Measles is a vaccine-preventable disease; once it develops there is no specific antiviral therapy for measles. Medical care is mostly to relieve the symptoms and to avoid complications such as bacterial infections, e.g., pneumonia.
Outbreaks and cases in the US
From January 1 to July 25, 2019, 1,164 individual cases of measles have been confirmed in 30 states. (Map of reported measles cases by state, 2019).This is the greatest number of cases reported in the U.S. since 1992 and since measles was declared eliminated in 2000.
Measles remains a common, highly contagious disease in many parts of the world, due to under vaccination. Many cases in the US resulted from international travel, from unvaccinated travelers who got infected in other countries. Unvaccinated travelers can spread measles to other people who are not protected against measles, which can lead to outbreaks.

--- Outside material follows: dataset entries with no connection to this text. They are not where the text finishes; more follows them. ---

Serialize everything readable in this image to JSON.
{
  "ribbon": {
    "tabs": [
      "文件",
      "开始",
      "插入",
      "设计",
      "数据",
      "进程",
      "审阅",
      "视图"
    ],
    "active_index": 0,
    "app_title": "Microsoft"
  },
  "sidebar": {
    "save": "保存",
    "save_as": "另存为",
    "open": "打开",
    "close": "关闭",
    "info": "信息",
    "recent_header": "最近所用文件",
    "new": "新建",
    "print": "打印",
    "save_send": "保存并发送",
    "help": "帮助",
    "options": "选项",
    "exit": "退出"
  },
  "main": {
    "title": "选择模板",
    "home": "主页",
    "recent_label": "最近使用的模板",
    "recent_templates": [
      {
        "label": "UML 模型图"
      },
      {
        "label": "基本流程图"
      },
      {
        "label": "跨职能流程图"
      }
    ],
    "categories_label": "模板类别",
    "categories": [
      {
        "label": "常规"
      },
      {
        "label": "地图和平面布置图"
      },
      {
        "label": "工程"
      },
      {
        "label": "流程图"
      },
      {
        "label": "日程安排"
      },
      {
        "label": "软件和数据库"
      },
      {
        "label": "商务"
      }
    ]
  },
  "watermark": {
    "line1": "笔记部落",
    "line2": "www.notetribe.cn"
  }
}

Any unvaccinated traveler is at risk for exposure.
- CDC Measles information for international travelers
- CDC Travel Notices on Measles for specific countries

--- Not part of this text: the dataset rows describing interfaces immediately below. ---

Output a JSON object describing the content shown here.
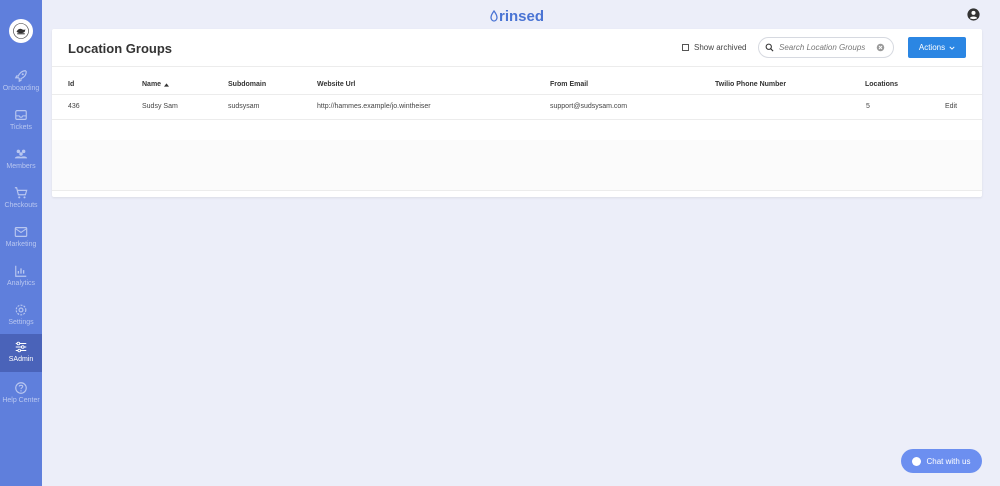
{
  "app": {
    "brand": "rinsed",
    "brand_color": "#4a74d4",
    "accent": "#2b86e3",
    "sidebar_color": "#5f7fdc"
  },
  "sidebar": {
    "items": [
      {
        "label": "Onboarding",
        "icon": "rocket-icon"
      },
      {
        "label": "Tickets",
        "icon": "ticket-icon"
      },
      {
        "label": "Members",
        "icon": "members-icon"
      },
      {
        "label": "Checkouts",
        "icon": "cart-icon"
      },
      {
        "label": "Marketing",
        "icon": "marketing-icon"
      },
      {
        "label": "Analytics",
        "icon": "chart-icon"
      },
      {
        "label": "Settings",
        "icon": "gear-icon"
      },
      {
        "label": "SAdmin",
        "icon": "sliders-icon",
        "active": true
      },
      {
        "label": "Help Center",
        "icon": "help-icon"
      }
    ]
  },
  "page": {
    "title": "Location Groups",
    "show_archived_label": "Show archived",
    "search_placeholder": "Search Location Groups",
    "actions_label": "Actions"
  },
  "table": {
    "headers": [
      "Id",
      "Name",
      "Subdomain",
      "Website Url",
      "From Email",
      "Twilio Phone Number",
      "Locations"
    ],
    "rows": [
      {
        "id": "436",
        "name": "Sudsy Sam",
        "subdomain": "sudsysam",
        "website": "http://hammes.example/jo.wintheiser",
        "email": "support@sudsysam.com",
        "phone": "",
        "locations": "5",
        "edit": "Edit"
      }
    ]
  },
  "chat": {
    "label": "Chat with us"
  }
}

Clinicians- reporting, lab testing
A throat swab specimen and a blood specimen should be collected from all patients with clinical features compatible with measles, according to CDC. Local health departments can provide guidance on where to submit specimens and how to ship them.

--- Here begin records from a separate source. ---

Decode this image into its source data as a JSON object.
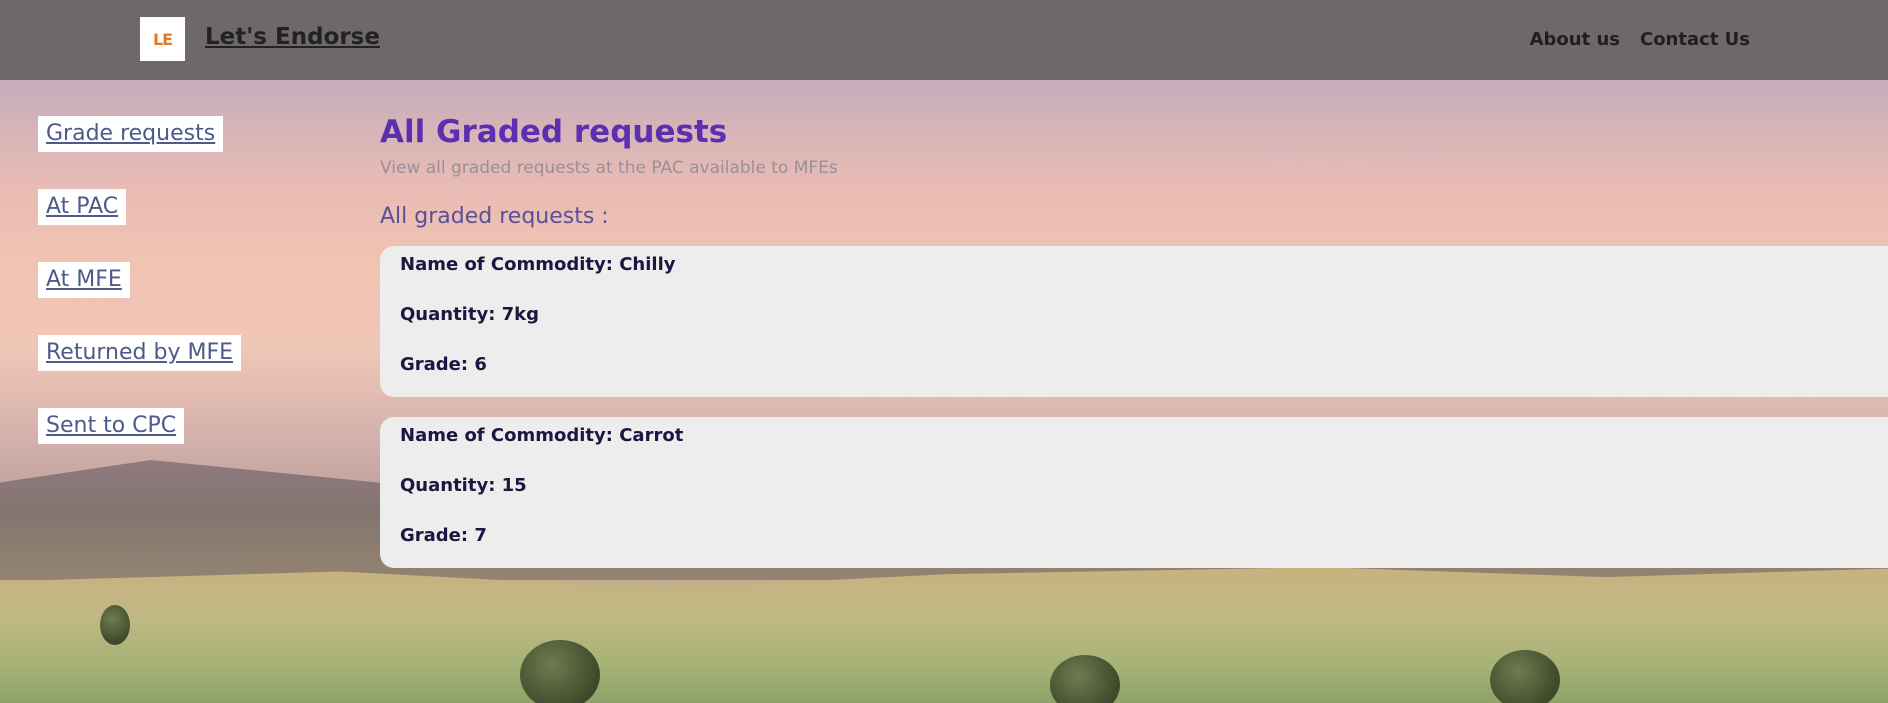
{
  "header": {
    "logo_text": "LE",
    "brand": "Let's Endorse",
    "nav": [
      "About us",
      "Contact Us"
    ]
  },
  "sidebar": {
    "items": [
      {
        "label": "Grade requests"
      },
      {
        "label": "At PAC"
      },
      {
        "label": "At MFE"
      },
      {
        "label": "Returned by MFE"
      },
      {
        "label": "Sent to CPC"
      }
    ]
  },
  "main": {
    "title": "All Graded requests",
    "subtitle": "View all graded requests at the PAC available to MFEs",
    "section_title": "All graded requests :",
    "requests": [
      {
        "commodity": "Name of Commodity: Chilly",
        "quantity": "Quantity: 7kg",
        "grade": "Grade: 6"
      },
      {
        "commodity": "Name of Commodity: Carrot",
        "quantity": "Quantity: 15",
        "grade": "Grade: 7"
      }
    ]
  },
  "colors": {
    "header_bg": "#6e6868",
    "title": "#5b2fb0",
    "card_bg": "#ededed",
    "sidebar_text": "#4e5a8a"
  }
}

Transmission prevention in healthcare settings
Clinicians can help prevent transmission in healthcare settings. CDC’s current interim recommendations include:
- Ensure Healthcare Workers (HCW) have evidence of presumptive immunity
- Rapid identification and isolation for cases with known or suspected measles
- Adhere to both Standard and Airborne precautions
- Cover the cough – respiratory hygiene and cough etiquette
- Appropriate management for HCW with known or suspected measles
Infected people should be isolated for four days after they develop a rash; airborne precautions should be followed in healthcare settings. Healthcare staff entering the room should use respiratory protection consistent with airborne infection control precautions (use of an N95 respirator or a respirator with similar effectiveness in preventing airborne transmission). The preferred placement for patients who require airborne precautions is in a single-patient airborne infection isolation room (AIIR), according to CDC.
Women of childbearing age (including adolescent girls and premenopausal adult women), especially those who grew up outside the US where under-vaccination against measles can be common, should be vaccinated with 1 dose of MMR vaccine or have a positive serum test for rubella (aka “German measles” or ”3 day measles”) antibody (evidence of prior exposure/immunity to rubella).
Rubella is very dangerous for a pregnant woman and her developing baby. Women should make sure they are protected from rubella before they get pregnant. Women known to be pregnant or attempting to become pregnant should not receive rubella vaccine; women should not get pregnant for 4 weeks (28 days) after rubella or MMR vaccination.
Pregnant women who are exposed to rubella should contact their doctor immediately. Pregnant women who contract rubella are at risk for miscarriage or stillbirth, and their developing babies are at risk for severe birth defects with devastating, lifelong consequences. Congenital rubella syndrome (CRS) can occur in a developing baby when the mother is infected with the rubella virus.
The most common birth defects from CRS can include:
- Heart defects
- Intellectual disabilities
- Liver and spleen damage
- Low birth weight
- Skin rash at birth
- CDC – Measles (Rubeola)
- CDC – “Interim Infection Prevention and Control Recommendations for Measles in Healthcare Settings” (July, 2019)
- CDC – Resources for parents and child care providers
- FDA – Statement on safety and effectiveness of MMR vaccine (April, 2019)
- IDSA – Infectious Diseases Society of America – Measles vaccination: Myths and facts